Umbilical Cord Care: Step By Step
A mother’s bond with her baby starts before she even realizes it - through the umbilical cord. Taking care of the umbilical cord is essential because it is one of the most delicate and infection prone zones for newborns.
Although the umbilical cord is cut off right after birth, there lies a stump of tissues, which need to get dried up before it falls off on its own. This requires around 2-3 weeks, and all it needs is a mom’s love, care and a lot of attention.
Here’s a step-by-step guide to caring for your baby’s umbilical cord.
1. The umbilical cord needs to be kept dry and away from any kind of moisture, so that it does not get infected.
2. The baby’s diaper needs to be kept folded away from the umbilical cord, so that the chances of sweating in that region becomes low. This prevents any major threat to the life of your baby. Exposure to air will help it dry out faster.
3. When you’re bathing your baby, use a sponge instead of the usual tub baths. The sponge contains enough water to give your baby a nice bath. Too much water and moisture are bad for your baby’s umbilical cord.
Take a small cotton swab and dip it in warm water and mild soap.
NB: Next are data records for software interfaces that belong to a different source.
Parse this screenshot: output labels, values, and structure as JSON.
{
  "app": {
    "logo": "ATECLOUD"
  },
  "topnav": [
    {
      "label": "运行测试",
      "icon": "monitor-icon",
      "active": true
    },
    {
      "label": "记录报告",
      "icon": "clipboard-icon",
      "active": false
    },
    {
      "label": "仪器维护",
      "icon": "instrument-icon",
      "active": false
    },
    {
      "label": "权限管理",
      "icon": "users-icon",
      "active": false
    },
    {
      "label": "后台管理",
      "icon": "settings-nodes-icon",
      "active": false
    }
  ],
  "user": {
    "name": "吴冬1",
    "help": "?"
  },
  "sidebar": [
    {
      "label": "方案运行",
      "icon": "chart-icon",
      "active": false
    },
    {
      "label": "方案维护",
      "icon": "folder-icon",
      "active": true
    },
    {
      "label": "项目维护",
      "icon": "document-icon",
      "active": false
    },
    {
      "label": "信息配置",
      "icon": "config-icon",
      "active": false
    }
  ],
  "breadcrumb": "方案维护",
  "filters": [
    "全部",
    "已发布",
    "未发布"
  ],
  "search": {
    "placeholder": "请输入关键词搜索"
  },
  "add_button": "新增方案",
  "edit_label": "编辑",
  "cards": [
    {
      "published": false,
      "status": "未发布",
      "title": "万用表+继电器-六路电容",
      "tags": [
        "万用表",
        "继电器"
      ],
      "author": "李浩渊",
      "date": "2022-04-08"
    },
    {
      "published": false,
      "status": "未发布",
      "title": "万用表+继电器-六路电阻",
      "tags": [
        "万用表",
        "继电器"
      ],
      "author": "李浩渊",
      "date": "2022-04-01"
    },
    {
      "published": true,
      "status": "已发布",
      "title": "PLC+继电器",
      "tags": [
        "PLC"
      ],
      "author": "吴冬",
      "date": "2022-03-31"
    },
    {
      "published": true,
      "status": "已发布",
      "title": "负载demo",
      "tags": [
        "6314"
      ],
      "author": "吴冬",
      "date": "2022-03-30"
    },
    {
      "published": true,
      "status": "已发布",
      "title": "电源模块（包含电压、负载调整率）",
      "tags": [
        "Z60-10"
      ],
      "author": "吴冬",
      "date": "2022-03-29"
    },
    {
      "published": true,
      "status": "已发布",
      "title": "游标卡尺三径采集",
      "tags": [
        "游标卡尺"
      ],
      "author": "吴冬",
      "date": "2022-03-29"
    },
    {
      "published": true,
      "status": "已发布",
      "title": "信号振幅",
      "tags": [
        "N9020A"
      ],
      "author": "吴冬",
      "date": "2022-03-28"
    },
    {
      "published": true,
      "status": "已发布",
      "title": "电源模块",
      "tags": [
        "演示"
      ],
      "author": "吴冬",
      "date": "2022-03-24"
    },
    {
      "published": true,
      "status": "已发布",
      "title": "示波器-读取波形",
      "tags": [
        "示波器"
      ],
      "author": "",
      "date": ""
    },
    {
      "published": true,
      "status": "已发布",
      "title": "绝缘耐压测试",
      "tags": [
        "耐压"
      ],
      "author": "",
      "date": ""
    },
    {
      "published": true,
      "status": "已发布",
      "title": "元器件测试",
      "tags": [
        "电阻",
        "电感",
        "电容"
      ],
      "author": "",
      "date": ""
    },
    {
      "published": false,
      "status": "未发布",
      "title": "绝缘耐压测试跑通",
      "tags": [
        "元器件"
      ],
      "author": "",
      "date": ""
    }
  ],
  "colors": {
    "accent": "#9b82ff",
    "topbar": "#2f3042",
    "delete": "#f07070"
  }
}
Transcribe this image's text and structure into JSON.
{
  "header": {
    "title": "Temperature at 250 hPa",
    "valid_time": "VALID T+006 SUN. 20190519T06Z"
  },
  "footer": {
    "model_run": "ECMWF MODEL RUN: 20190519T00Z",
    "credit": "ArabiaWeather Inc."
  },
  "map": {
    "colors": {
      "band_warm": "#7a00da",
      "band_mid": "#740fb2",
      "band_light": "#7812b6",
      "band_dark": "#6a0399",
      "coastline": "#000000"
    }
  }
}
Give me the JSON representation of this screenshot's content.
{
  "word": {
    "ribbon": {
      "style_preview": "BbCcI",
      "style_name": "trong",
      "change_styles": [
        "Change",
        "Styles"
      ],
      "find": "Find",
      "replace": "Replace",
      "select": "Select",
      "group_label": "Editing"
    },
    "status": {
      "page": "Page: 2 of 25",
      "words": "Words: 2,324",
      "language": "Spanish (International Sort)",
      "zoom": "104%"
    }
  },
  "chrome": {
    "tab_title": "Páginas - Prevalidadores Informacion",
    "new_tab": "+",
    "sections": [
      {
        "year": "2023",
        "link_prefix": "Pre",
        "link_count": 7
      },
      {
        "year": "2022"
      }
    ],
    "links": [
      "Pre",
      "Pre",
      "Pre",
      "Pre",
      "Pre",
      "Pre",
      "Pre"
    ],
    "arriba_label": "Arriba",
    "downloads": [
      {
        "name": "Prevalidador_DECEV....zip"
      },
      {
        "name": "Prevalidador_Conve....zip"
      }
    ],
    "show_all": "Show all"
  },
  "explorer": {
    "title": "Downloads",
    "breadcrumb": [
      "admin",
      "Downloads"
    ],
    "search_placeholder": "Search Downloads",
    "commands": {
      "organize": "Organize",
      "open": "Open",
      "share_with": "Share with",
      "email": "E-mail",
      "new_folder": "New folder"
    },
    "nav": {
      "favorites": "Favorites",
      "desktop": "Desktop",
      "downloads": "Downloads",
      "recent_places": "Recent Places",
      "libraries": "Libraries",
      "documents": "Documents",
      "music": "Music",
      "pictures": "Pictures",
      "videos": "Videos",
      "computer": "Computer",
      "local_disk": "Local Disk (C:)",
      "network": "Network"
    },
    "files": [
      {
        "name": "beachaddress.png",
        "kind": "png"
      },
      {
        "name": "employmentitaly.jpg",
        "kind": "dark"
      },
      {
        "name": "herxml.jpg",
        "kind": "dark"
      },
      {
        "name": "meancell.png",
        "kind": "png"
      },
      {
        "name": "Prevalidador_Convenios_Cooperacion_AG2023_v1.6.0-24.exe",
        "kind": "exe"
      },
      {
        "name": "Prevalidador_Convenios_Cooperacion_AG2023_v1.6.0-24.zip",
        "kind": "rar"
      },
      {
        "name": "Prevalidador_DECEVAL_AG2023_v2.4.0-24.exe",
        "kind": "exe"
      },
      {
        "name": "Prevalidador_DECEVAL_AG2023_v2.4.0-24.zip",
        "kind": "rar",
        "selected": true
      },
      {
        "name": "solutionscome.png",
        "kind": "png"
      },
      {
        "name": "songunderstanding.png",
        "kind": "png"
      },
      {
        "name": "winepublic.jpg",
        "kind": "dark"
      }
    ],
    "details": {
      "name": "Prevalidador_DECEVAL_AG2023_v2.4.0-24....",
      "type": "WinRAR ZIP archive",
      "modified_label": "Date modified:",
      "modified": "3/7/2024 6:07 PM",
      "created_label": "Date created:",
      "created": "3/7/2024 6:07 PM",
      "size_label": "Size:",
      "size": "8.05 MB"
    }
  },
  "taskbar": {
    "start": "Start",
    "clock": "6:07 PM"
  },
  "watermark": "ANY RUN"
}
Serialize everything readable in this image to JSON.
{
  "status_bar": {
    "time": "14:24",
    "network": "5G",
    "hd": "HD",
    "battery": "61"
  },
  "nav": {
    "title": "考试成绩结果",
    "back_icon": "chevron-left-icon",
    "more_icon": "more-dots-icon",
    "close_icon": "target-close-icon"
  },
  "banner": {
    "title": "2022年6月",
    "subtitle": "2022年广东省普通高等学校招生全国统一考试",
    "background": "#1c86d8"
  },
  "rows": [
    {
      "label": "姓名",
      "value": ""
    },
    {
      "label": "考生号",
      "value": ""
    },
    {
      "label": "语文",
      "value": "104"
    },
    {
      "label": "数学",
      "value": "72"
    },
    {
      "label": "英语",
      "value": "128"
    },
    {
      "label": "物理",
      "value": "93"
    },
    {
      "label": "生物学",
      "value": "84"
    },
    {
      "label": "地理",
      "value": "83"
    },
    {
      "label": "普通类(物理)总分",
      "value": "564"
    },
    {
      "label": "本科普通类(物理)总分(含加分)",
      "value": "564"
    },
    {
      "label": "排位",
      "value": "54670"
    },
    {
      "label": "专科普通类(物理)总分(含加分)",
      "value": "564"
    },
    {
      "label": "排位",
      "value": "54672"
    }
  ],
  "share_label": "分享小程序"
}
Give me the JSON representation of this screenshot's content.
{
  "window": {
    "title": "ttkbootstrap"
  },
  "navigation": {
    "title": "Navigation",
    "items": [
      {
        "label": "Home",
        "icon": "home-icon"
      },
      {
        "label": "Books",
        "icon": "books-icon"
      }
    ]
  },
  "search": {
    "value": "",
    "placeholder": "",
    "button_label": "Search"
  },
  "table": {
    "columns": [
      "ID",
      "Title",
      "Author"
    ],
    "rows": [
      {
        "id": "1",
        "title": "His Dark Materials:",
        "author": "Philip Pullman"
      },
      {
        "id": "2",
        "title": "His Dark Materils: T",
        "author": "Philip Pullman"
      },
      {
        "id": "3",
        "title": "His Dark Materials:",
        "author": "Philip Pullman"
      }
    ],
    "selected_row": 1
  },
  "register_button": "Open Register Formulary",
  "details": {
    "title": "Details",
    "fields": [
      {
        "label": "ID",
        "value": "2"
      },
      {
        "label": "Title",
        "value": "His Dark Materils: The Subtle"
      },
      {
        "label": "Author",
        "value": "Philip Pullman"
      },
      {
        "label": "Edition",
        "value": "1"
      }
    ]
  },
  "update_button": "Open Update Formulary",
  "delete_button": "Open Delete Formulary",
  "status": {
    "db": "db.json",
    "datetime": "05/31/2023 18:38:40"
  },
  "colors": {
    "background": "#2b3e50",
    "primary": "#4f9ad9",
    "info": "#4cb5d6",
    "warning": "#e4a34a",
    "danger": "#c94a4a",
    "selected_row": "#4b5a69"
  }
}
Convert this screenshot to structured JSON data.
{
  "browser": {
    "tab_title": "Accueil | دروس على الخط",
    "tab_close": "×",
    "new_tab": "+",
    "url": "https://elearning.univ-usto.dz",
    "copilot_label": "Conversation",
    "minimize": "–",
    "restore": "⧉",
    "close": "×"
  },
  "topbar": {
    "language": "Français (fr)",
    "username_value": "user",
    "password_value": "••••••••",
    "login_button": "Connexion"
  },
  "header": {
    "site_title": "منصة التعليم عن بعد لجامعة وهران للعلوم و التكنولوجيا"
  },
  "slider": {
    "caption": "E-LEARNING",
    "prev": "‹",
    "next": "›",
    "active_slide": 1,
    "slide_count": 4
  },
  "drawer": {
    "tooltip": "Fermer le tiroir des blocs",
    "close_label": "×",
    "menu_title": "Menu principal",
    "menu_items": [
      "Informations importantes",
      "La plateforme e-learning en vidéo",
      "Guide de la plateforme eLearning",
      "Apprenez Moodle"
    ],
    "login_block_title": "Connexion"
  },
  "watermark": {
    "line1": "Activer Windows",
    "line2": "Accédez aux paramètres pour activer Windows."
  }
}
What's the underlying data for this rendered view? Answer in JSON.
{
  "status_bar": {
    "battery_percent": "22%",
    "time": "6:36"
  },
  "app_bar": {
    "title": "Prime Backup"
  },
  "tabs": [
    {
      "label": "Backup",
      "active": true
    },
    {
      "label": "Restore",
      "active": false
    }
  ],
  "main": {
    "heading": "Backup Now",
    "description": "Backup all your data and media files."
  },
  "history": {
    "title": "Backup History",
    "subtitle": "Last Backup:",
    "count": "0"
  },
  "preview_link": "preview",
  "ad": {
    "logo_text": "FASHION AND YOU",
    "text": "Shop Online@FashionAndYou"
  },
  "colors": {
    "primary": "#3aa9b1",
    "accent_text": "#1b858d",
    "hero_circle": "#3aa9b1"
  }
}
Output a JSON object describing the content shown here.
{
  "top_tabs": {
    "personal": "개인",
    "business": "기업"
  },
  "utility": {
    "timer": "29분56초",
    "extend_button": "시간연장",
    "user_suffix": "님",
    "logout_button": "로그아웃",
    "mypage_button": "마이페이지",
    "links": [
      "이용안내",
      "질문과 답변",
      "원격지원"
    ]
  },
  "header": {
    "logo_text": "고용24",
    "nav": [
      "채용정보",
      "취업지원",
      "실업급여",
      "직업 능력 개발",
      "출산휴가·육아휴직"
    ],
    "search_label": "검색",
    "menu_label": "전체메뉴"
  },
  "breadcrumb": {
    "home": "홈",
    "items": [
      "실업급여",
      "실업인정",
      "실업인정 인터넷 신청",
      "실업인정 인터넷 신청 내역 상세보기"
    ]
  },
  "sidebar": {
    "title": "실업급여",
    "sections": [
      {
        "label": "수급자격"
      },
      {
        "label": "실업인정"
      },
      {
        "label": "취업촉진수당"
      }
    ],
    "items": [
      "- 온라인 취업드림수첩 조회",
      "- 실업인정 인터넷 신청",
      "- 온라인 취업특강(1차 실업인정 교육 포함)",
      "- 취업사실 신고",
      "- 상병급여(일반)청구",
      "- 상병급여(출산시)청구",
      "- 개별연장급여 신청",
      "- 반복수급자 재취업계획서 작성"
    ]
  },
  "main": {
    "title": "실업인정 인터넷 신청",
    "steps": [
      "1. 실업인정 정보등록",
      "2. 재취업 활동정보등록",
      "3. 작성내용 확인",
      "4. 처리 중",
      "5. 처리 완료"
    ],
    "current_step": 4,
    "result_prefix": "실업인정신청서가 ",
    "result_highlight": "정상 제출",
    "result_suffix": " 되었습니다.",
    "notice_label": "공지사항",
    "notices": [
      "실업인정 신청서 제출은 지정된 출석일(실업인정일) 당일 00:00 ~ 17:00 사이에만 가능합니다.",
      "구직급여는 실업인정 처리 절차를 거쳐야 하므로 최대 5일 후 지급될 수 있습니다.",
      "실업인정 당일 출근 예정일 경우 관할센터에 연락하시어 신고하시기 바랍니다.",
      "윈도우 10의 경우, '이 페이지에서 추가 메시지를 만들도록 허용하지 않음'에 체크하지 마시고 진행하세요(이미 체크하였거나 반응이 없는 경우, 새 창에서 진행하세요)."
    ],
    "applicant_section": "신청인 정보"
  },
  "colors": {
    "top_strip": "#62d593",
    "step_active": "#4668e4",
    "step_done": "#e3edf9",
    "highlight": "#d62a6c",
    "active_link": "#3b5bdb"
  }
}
Squeeze the excess water and use it to wipe around the umbilical cord. It will keep the area hygienic and clean.
Later, gently pat it dry with a dry cotton towel and avoid putting moisturizer near that region.
4. On hot summer days, let your baby wear only a diaper and loose clothing to let air get circulated. This will only help in speeding up the drying process.
5. Don’t dress your baby in a full body suit or have any kind of tight clothing that will stick to your newborn’s body. There needs to be a passageway for air to pass through your baby’s clothes. Not only will it fasten the drying process, but it will help in preventing rashes.
6. Don’t even think of pulling off the stump from the umbilical cord. It might be quite a tempting thing to do because it looks like a thread sticking out. You should never pull it or even attempt to pull it off.
Not only will you hurt your baby and cause him/her physical pain, but you will end up increasing the probability of your baby developing a terrible infection.
7. You’ll realize that the area is infected only when the skin around the region becomes red. Your baby starts crying in pain even if you touch the area slightly. You will notice a foul odour coming from your baby’s belly button, with several puss-like formations developing inside the belly button.